What you will do =>
Across the entries below, count the lines that contain the word "icon" and reply with that number only.

═════ Source material

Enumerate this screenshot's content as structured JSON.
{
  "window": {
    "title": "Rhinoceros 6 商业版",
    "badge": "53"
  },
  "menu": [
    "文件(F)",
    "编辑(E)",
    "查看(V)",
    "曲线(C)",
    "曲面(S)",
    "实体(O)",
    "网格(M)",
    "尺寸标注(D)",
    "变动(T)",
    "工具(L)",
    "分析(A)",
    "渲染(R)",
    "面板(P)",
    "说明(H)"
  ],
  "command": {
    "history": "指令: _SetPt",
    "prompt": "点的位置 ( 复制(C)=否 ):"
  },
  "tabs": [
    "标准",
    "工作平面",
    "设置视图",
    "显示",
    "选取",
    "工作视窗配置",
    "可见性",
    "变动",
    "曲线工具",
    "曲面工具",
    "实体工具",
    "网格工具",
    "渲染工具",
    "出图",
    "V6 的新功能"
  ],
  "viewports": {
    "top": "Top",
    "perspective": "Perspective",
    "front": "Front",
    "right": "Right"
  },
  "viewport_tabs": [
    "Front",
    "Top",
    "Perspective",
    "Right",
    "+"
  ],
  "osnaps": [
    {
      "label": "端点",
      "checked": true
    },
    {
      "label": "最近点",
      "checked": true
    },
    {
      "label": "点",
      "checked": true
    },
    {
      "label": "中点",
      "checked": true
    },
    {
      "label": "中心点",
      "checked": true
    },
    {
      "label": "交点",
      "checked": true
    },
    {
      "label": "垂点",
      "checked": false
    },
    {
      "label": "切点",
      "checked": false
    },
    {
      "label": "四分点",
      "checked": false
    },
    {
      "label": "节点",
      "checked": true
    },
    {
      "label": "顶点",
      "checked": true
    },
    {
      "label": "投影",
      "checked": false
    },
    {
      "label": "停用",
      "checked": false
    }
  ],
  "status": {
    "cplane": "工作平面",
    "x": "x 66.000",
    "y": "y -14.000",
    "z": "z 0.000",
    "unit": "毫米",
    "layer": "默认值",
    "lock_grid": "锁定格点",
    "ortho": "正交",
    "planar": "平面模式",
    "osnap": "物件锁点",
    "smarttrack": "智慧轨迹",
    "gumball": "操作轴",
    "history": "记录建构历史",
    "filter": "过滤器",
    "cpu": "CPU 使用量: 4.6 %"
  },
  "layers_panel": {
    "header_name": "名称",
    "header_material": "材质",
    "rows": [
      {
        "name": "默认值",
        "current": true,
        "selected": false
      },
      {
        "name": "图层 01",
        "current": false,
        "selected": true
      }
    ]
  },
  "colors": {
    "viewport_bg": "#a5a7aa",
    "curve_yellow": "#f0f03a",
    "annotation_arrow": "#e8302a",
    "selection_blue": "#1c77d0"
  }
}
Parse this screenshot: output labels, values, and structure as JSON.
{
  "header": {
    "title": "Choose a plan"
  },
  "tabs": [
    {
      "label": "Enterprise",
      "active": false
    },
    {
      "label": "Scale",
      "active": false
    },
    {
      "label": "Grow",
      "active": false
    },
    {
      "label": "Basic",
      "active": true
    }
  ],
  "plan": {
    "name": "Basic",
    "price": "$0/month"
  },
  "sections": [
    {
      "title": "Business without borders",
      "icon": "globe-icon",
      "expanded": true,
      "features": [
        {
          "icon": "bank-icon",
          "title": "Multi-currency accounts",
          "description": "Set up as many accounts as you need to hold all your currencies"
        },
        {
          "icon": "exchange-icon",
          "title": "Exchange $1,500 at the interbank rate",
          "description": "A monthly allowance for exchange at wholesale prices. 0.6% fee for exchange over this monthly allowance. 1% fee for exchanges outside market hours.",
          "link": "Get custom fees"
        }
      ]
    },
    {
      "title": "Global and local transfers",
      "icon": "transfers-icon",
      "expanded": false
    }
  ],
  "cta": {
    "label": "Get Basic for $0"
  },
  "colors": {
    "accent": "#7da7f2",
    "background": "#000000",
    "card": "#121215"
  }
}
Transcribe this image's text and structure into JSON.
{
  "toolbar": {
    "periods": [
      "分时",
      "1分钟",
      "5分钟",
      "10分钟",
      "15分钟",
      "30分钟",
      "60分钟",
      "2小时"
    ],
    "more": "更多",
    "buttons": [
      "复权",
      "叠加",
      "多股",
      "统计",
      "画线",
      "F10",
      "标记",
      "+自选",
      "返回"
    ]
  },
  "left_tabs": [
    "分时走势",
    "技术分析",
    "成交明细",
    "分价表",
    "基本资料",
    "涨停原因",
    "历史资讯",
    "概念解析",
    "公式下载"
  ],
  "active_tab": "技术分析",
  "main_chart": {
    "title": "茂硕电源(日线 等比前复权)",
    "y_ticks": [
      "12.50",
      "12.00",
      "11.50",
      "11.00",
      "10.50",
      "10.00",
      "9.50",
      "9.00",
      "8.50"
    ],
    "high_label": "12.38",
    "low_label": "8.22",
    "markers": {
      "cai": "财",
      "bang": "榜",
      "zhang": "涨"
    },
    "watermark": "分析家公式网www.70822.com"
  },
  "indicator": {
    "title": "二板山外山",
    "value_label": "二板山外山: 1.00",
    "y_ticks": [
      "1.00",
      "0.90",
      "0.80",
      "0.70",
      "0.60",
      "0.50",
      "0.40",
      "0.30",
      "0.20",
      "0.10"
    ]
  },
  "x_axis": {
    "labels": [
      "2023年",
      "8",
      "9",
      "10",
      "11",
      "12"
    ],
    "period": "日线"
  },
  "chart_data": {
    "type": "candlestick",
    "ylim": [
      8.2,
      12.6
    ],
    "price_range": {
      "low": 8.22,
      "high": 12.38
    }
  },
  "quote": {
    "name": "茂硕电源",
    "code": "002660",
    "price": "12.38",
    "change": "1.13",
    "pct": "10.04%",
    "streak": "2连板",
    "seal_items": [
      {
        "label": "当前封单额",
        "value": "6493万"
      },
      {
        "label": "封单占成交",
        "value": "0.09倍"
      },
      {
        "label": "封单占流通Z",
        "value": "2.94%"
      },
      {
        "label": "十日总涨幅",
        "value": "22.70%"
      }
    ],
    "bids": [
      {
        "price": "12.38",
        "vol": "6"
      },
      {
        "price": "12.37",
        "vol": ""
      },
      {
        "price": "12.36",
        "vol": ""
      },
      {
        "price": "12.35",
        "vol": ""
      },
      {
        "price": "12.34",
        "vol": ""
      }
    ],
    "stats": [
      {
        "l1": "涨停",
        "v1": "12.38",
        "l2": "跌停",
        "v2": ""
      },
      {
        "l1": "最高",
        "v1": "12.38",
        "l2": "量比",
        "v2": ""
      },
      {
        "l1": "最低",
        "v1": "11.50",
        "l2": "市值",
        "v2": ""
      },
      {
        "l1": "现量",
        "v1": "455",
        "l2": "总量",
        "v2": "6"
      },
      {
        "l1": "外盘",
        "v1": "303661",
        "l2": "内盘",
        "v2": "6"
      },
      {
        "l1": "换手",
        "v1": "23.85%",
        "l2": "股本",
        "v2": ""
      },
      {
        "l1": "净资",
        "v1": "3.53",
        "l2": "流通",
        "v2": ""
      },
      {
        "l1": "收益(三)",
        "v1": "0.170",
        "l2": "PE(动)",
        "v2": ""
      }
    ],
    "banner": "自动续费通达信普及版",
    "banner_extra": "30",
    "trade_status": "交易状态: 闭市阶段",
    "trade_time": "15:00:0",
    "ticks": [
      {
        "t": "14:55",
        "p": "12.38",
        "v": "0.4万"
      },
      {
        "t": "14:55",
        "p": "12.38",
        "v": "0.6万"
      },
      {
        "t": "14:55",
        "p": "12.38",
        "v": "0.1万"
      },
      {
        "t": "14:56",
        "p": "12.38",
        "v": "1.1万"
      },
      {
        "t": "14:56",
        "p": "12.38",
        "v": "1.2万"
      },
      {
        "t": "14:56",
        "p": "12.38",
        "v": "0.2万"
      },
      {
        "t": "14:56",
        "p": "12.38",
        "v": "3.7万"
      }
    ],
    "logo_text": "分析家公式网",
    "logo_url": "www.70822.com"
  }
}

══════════

Result below =>
4